She and her former classmate Arundel were in the limo on Saturday, but only the latter made it out alive.

Both the speed of Romeo’s vehicle and his blood alcohol content were still not known, pending results as per the investigation, the DA said. Spota did say, however, that the man had admitted to drinking beer that afternoon before the crash.

Flatley, who responded to the crash soon after it was dispatched around 5:15 p.m. on Saturday, said Romeo remained at the scene for about 15 minutes following the collision, but then took off on foot and jumped a fence before police were able to retrieve him for questioning. The police chief said a witness was able to help provide details regarding the limousine accident, which has become all too common for that area.

“Over the last two or three years, we’ve had issues with limousines making very difficult turns at that intersection and we have been writing summonses for failing to yield the right-of-way to vehicles that are in the westbound direction at that intersection,” he said. “I’m sure we write at least, especially during the busier months, at least 10 or 12 summonses a month.”

Spota said Romeo, who will be processed at the Southold Police Department upon his release from the hospital, had not acquired any DWI-related charges before Saturday’s crash. No information on the possibility of additional charges was provided.

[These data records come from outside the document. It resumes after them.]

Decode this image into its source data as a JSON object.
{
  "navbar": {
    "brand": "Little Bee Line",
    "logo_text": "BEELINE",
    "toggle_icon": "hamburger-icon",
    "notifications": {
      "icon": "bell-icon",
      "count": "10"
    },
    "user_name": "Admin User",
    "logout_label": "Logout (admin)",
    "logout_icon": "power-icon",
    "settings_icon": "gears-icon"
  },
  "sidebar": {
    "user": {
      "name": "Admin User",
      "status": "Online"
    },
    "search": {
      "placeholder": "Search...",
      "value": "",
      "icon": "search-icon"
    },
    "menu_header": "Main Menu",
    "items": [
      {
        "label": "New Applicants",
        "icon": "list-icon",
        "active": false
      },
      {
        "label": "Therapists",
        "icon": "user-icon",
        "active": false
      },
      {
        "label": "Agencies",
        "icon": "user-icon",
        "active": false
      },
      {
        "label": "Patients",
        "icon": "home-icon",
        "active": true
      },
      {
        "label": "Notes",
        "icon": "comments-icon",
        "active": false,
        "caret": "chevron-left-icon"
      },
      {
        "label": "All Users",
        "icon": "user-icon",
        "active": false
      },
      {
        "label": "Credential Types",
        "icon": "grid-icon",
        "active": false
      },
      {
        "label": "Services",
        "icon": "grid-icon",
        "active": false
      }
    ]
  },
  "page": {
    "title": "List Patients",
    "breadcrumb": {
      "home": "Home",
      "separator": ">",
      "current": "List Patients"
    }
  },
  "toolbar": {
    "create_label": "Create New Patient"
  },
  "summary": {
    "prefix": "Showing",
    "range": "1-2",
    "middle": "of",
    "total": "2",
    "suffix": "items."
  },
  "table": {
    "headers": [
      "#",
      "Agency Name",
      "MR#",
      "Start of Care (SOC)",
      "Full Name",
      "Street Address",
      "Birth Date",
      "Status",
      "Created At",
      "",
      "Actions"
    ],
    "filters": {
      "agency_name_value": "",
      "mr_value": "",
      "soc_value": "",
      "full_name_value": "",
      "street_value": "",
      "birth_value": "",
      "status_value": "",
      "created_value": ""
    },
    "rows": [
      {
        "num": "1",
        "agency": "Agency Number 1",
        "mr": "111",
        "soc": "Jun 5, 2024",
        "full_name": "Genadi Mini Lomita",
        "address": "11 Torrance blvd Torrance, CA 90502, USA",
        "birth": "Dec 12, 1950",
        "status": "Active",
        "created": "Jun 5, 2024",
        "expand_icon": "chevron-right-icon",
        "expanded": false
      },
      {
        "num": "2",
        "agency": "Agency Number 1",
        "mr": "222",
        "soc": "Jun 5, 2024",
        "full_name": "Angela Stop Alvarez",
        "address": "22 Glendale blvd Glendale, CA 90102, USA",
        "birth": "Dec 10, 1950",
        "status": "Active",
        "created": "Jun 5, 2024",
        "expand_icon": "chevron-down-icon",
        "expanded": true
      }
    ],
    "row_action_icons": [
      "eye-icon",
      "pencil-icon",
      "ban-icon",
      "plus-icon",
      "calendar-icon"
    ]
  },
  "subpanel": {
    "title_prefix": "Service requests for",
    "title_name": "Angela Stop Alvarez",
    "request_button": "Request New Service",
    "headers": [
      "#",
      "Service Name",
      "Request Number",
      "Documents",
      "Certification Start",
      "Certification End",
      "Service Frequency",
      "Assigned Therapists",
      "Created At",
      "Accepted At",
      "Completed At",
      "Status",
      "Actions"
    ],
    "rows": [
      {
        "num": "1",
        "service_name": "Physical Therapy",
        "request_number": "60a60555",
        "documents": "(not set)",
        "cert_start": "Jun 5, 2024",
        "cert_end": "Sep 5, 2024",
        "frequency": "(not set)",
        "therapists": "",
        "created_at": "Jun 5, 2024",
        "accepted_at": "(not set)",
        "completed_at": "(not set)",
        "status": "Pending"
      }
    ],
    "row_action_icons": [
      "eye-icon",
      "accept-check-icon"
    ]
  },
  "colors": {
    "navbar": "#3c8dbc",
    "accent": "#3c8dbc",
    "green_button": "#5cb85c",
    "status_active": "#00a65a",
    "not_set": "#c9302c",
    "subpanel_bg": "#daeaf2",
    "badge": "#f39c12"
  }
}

The horrific tragedy occurred just six days after another accident allegedly linked to driving while intoxicated, Spota said. Last week, another fatal crash on the Southern State Parkway killed 37-year-old Ancio Ostane, his 8-year-old son, Andy, and his 4-year-old daughter, Sephora, in what police charged as another alcohol-related hit-and-run accident.